  • When reviewing medicines inform the prescriber of the review and its outcome
improve communication between healthcare professionals1

Transfer between services

Improve communication between healthcare professionals

Provide a written report for patients and subsequent care providers containing:

  • the patient's diagnosis
  • medicines the patient should be taking
  • new medicines that were started
  • medicines that were stopped, with reasons
  • which medicines should be continued after transfer and for how long
  • adverse reactions and allergies
  • potential difficulties with adherence and actions taken
what can community pharmacy do
What can community pharmacy do?
  • Targeted Medicines Use Reviews
  • Repeat dispensing
  • Use of appropriate compliance aids
  • New Medicine Service
references further reading
References/further reading

Targeting Adherence – Improving patient outcomes in Europe through community pharmacists’ intervention. PGEU 2008

Medicines Adherence. NICE clinical guideline 76

Thinking outside the pillbox.
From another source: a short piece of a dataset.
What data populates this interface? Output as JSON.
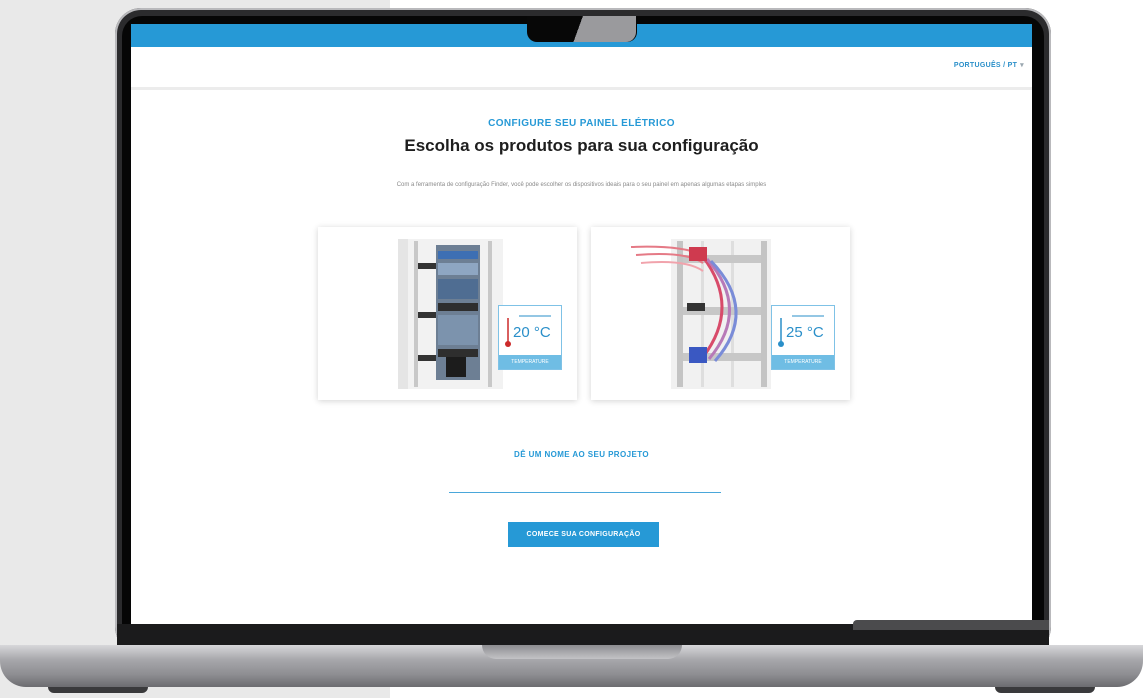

New England Healthcare Institute

references further reading1
References/further reading

Patients’ problems with new medication for chronic conditions

N Barber et al Qual Saf Health Care 2004;13:172-175

Patient-centred advice is effective in improving adherence to medicines

S Clifford et al Pharm World Sci 2006;28:165-170

The cost effectiveness of a telephone-based pharmacy advisory service to improve adherence to newly prescribed medicines

R Elliott et al Pharm World Sci 2008;30:17-23

Understanding different beliefs held by adherers, unintentional nonadherers, and intentional nonadherers: Application of the Necessity-Concerns Framework

S Clifford et al Journal of Psychosomatic Research 2008;64:41-46